**Data for processing:**
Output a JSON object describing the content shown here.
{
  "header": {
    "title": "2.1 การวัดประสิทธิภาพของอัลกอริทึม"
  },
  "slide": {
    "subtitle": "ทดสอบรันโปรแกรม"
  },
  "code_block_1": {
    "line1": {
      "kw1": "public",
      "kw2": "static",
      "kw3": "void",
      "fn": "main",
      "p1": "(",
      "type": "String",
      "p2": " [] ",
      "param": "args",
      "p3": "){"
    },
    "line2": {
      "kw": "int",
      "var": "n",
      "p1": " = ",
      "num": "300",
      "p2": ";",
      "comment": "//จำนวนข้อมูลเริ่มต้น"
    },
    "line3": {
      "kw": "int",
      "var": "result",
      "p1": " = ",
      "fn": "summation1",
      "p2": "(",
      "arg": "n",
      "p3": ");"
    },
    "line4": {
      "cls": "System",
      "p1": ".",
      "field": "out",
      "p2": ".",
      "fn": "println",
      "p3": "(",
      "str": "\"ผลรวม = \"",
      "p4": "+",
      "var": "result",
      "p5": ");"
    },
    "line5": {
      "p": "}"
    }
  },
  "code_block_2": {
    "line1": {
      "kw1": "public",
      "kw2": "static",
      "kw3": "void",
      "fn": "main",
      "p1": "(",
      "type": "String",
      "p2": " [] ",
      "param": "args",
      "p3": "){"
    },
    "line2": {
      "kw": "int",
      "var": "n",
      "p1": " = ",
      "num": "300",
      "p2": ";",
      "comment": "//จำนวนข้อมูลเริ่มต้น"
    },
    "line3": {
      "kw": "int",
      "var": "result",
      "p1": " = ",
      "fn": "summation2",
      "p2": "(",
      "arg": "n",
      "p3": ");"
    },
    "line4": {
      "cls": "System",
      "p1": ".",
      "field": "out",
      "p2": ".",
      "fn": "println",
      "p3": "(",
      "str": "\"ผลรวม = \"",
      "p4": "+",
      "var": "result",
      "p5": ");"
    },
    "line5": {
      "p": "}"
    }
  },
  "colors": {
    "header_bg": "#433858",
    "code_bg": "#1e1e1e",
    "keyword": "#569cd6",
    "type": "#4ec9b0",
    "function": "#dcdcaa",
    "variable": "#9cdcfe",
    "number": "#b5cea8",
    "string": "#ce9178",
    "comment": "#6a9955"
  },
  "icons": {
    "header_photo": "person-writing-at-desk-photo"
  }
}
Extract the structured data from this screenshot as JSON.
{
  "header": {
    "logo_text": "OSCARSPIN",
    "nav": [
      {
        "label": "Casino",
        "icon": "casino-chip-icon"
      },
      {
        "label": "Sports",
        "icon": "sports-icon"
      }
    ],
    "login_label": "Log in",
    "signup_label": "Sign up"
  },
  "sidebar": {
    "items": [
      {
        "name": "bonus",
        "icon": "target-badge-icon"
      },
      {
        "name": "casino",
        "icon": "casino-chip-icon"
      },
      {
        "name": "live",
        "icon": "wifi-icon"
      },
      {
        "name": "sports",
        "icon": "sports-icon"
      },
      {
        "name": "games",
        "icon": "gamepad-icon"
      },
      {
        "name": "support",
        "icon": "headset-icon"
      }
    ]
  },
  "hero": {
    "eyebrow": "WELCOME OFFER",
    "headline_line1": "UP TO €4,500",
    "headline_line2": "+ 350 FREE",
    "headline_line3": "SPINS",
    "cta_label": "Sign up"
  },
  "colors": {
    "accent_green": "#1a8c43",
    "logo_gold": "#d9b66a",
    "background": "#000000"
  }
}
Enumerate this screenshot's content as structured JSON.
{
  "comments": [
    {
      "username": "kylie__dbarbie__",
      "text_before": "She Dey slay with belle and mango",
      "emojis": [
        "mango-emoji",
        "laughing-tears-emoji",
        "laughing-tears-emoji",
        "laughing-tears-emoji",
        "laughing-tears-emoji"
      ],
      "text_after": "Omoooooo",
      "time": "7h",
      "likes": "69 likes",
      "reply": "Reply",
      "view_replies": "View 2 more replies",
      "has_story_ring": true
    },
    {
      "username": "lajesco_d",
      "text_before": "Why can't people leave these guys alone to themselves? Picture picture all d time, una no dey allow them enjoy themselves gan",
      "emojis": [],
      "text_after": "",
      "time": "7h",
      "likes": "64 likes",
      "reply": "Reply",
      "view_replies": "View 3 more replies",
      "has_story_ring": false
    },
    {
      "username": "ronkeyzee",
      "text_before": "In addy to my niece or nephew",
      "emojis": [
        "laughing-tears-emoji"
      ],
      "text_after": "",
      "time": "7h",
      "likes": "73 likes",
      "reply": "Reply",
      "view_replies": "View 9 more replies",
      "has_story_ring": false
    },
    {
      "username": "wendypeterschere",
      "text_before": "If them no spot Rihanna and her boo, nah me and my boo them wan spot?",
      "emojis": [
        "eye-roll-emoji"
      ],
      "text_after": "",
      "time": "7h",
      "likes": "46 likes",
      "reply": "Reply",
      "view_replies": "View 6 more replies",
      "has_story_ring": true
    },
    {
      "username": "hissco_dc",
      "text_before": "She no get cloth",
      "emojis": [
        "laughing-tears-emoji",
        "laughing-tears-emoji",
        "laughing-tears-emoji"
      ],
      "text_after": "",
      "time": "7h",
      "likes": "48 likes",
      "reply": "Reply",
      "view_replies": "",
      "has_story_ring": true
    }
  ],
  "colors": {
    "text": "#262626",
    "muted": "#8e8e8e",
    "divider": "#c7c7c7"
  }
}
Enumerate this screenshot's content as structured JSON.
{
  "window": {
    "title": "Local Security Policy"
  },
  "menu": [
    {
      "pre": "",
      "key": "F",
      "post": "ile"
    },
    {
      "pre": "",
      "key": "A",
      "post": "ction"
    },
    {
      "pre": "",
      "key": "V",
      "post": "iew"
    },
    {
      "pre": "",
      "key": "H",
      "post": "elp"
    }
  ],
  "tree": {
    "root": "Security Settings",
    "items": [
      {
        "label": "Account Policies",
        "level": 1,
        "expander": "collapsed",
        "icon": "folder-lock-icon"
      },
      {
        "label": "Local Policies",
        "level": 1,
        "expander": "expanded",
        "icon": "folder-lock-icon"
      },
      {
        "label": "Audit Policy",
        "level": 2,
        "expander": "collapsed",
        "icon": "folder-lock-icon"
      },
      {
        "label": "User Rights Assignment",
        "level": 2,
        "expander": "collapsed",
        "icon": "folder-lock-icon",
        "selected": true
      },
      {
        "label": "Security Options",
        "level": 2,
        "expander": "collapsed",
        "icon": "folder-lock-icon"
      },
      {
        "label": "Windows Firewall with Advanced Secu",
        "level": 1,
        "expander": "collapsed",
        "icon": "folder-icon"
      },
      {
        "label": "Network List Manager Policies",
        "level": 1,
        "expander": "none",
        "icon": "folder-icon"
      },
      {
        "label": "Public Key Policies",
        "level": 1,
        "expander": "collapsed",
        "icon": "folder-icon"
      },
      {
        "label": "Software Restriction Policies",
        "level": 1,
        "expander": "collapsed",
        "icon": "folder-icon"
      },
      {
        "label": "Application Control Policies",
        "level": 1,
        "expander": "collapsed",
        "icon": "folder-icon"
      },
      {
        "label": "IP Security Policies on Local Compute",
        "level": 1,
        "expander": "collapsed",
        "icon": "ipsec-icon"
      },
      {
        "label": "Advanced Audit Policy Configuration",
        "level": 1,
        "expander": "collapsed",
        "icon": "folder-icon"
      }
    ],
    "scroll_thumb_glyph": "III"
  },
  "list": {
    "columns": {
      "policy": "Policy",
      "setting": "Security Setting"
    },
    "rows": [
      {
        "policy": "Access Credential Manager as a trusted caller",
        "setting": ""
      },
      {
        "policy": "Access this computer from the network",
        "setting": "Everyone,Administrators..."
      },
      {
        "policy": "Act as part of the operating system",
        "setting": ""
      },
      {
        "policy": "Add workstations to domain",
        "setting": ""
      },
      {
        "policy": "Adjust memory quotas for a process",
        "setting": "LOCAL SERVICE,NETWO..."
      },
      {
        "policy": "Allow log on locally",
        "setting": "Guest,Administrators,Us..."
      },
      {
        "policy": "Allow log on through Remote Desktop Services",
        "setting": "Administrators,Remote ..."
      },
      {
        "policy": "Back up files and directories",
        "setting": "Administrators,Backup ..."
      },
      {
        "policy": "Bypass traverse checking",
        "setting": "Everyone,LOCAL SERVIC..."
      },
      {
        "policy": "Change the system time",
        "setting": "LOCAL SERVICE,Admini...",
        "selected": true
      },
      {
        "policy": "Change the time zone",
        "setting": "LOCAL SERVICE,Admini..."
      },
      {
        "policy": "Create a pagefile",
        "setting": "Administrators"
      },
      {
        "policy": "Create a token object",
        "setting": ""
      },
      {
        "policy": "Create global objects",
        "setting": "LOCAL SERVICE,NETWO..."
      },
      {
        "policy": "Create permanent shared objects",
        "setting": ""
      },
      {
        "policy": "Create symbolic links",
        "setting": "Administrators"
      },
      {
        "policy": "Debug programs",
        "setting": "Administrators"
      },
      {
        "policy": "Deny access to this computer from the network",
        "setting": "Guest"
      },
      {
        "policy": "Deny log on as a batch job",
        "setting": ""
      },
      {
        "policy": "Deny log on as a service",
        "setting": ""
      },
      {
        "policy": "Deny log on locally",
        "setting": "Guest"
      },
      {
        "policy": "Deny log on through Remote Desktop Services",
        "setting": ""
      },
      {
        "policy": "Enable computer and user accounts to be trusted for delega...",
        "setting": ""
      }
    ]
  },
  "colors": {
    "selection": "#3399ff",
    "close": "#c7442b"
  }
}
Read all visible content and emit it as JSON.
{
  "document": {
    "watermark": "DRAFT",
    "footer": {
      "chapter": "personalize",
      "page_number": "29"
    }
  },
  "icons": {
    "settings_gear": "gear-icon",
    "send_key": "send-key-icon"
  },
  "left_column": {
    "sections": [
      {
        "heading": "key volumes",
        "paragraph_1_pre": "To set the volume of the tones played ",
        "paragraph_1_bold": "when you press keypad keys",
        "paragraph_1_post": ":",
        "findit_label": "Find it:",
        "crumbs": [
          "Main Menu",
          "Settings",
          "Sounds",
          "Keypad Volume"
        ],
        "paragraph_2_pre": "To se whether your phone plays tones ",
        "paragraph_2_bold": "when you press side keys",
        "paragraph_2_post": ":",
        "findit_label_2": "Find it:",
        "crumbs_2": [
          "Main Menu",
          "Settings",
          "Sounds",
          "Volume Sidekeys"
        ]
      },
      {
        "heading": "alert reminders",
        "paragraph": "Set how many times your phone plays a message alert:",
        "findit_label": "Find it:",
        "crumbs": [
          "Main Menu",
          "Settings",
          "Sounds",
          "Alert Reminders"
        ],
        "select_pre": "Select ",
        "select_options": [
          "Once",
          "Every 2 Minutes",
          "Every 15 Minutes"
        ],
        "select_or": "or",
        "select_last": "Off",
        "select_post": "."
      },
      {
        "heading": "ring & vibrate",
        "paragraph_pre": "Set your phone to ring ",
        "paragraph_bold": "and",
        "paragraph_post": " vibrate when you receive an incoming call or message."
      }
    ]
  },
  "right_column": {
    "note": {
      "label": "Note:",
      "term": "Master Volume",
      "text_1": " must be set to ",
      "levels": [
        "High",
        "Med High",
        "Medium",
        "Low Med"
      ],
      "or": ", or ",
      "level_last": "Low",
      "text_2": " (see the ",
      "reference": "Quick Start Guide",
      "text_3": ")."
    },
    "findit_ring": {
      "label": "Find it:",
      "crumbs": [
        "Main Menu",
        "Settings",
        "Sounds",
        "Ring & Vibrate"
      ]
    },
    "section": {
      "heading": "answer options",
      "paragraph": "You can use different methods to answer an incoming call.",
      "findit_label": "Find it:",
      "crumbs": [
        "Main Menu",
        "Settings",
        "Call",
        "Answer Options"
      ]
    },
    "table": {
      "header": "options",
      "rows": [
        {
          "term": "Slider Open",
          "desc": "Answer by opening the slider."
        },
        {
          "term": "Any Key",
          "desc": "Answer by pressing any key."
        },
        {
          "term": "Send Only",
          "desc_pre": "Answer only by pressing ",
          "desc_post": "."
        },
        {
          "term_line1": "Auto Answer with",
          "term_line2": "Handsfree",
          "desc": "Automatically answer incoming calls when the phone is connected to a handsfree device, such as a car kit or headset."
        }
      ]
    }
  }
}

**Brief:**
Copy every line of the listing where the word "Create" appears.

**Task answer:**
        "policy": "Create a pagefile",
        "policy": "Create a token object",
        "policy": "Create global objects",
        "policy": "Create permanent shared objects",
        "policy": "Create symbolic links",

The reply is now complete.